This week marked the end of my first semester at Wake Forest University School of Divinity.  I am having a hard time reflecting on it, mostly because I am overwhelmed thinking about the experience.  The intensity ramped up about half-way through the semester, and I think it will take a week or two of decompression before my mind will be willing to sort through it.

Also, I am tired!  I took a lighter load this first semester while working full-time, but it took a toll on me, physically and mentally.

My main thought, bubbling at the surface, is that my faith in God and in people increased significantly over the past few months.  I am not aware of units for faith (millibelievs?), but whatever it might be, the magnitude of mine went up.

Some of the books that I read before applying—and a few of the people with whom I spoke—warned me that some people lose their faith in seminary and my type is particularly susceptible.  I am an analytical person, and I like to look closely at questions and get down to the heart of the matter.

Why do some lose their faith in seminary?  I think it is because seminary examines the hard questions, looks intently at the negatives that can arise with religious people, and makes the seminarian think for himself or herself and challenge ideas instead of just relying on the preacher, parent, or parishioner in their lives.

“The first gulp from the glass of natural sciences will turn you into an atheist, but at the bottom of the glass God is waiting for you.”  This is a quote from one of most respected scientists of the 20th century, Werner Heisenberg.  He is most famous for the Heisenberg uncertainty principle in quantum mechanics; I learned about this in engineering school.

Heisenberg’s point was that when one first learns of scientific matters like evolution and DNA transcription errors, one might doubt God’s existence—they give rise to questions about the need for or the presence of God—but when one goes further and studies and learns deeply about science, one can see and have a better appreciation of God (if one does not avoid looking at the bottom of the glass!).

The same concept applies to drinking from the glass of seminary.  The first gulp can be a blow to the foundation for some.  The authorship and construction of the Bible is not as simple as fundamentalist preachers insist.  The archaeological evidence for the Biblical story is thin-to-nonexistent until around King Omri of Israel (around 884 B.C.E., after the flood, the exodus, King David, King Solomon, …).  The Old Testament reports that God killed an awful lot of people in ancient times.  The Crusades happened.

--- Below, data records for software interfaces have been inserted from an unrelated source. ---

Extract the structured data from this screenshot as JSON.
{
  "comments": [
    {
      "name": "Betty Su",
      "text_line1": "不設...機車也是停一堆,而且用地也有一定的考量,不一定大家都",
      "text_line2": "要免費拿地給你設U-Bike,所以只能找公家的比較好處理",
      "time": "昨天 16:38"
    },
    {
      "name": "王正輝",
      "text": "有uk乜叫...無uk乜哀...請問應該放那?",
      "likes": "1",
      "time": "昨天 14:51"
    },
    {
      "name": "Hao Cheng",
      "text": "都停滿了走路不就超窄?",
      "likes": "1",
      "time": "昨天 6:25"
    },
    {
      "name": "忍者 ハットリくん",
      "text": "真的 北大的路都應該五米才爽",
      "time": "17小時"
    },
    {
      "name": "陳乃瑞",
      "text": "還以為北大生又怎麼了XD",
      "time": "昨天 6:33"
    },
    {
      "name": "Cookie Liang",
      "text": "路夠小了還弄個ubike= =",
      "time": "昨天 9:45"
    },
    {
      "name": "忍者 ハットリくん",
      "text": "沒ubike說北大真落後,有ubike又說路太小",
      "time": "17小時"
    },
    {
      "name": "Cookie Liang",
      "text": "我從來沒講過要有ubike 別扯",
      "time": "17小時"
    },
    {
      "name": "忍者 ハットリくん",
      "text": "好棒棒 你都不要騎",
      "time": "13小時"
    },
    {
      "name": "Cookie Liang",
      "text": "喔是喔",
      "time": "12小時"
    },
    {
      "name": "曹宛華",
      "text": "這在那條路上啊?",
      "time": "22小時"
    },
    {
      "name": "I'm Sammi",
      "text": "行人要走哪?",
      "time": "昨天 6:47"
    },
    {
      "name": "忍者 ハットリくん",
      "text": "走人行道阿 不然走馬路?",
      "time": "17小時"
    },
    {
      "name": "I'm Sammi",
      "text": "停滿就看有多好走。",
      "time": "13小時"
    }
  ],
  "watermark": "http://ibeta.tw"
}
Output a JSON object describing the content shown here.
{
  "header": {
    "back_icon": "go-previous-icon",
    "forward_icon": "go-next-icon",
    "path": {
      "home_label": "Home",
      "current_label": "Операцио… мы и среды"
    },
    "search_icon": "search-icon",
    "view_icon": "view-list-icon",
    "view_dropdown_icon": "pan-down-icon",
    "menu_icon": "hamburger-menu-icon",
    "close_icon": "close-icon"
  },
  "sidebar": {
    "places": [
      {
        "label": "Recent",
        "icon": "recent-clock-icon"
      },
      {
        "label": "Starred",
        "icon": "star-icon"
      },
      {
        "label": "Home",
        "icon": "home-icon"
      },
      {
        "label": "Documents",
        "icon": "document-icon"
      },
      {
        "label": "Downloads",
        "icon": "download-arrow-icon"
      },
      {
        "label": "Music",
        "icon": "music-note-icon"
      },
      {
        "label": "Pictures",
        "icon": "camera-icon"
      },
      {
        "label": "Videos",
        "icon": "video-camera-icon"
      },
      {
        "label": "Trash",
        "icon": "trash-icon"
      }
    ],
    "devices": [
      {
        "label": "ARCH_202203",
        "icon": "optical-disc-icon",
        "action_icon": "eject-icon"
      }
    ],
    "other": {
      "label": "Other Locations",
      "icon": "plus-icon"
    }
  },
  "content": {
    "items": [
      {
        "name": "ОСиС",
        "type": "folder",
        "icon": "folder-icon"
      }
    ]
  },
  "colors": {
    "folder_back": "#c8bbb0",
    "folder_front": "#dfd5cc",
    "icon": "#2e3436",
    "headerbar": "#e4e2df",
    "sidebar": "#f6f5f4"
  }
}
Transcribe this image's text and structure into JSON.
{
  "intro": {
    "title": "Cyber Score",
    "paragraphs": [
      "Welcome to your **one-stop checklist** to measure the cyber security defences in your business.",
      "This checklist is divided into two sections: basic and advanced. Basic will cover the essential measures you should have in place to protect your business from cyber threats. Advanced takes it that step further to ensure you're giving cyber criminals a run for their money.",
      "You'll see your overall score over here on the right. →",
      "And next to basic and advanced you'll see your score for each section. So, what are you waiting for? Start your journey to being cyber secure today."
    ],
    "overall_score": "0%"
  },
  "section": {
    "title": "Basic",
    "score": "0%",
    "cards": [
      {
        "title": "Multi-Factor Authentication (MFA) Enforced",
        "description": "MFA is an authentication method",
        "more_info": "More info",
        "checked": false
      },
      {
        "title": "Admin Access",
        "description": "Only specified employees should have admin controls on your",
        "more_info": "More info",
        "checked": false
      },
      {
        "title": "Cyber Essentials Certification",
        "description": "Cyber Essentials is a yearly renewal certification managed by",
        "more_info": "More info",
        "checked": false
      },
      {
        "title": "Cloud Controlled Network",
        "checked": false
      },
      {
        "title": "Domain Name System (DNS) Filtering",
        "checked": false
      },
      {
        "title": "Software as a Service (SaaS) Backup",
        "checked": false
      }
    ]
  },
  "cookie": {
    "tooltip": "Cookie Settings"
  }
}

Today, some Christians can be mean, hypocritical, and mis-users of scripture, all the while touting their Christianity.  Some religious leaders use the desire of their followers to have a closer relationship with God to enhance that leader’s political position rather than to bring them closer to Christ.  Some Christians readily impose their religious views on others.  The list goes on.

Most people know of these things, at least vaguely, but seminary puts it all in your face in a largely unvarnished way.  Drink!  Gulp!

Through all such things this semester, my faith was encouraged by my professors and fellow students as worked through such issues for ourselves.  They showed that the actions of “some” do not represent all or the ideal.

The professors encouraged us not to be afraid.  Fear freezes the faith of many Christians.  The professors encouraged us to shed the fear and dive in, ask questions, and think—God is there, go ahead.

My classmates are an incredibly admirable group of people.  They are not gunning for money or fame or the highest-paying job or social standing or prestige or similar things.  They are gunning to do the most good for God and other people, and they are gunning to understand what God’s will for them might be.  They have big hearts.

My classmates are impressively authentic and honest.  They question.  They debate.  They study.  They are shedding fear.  They seek to see and follow Christ’s teachings unfiltered.  They are an encouragement to me and my faith.

In closing, I enjoyed writing my weekly blog post this semester.  Thank you to everyone who read them.  I appreciate the Facebook comments, WordPress comments, e-mails, texts, calls, and in-person discussions about the posts.  I welcome those, so please keep it up.

I am going to take a break from blogging over the holidays.  I plan to start again in January.

In the meantime, Merry Christmas!  I hope you have a nice break.


(Picture at the top:  Tracey took this picture of some of the first-year students at the Divinity School’s Christmas party last week.  I think this picture was during conflicting messages from Tracey and others taking pictures at the same time:  “smile,” “do something funny,” and “go over the Syro-Ephraimitic War in your head” (Paul)).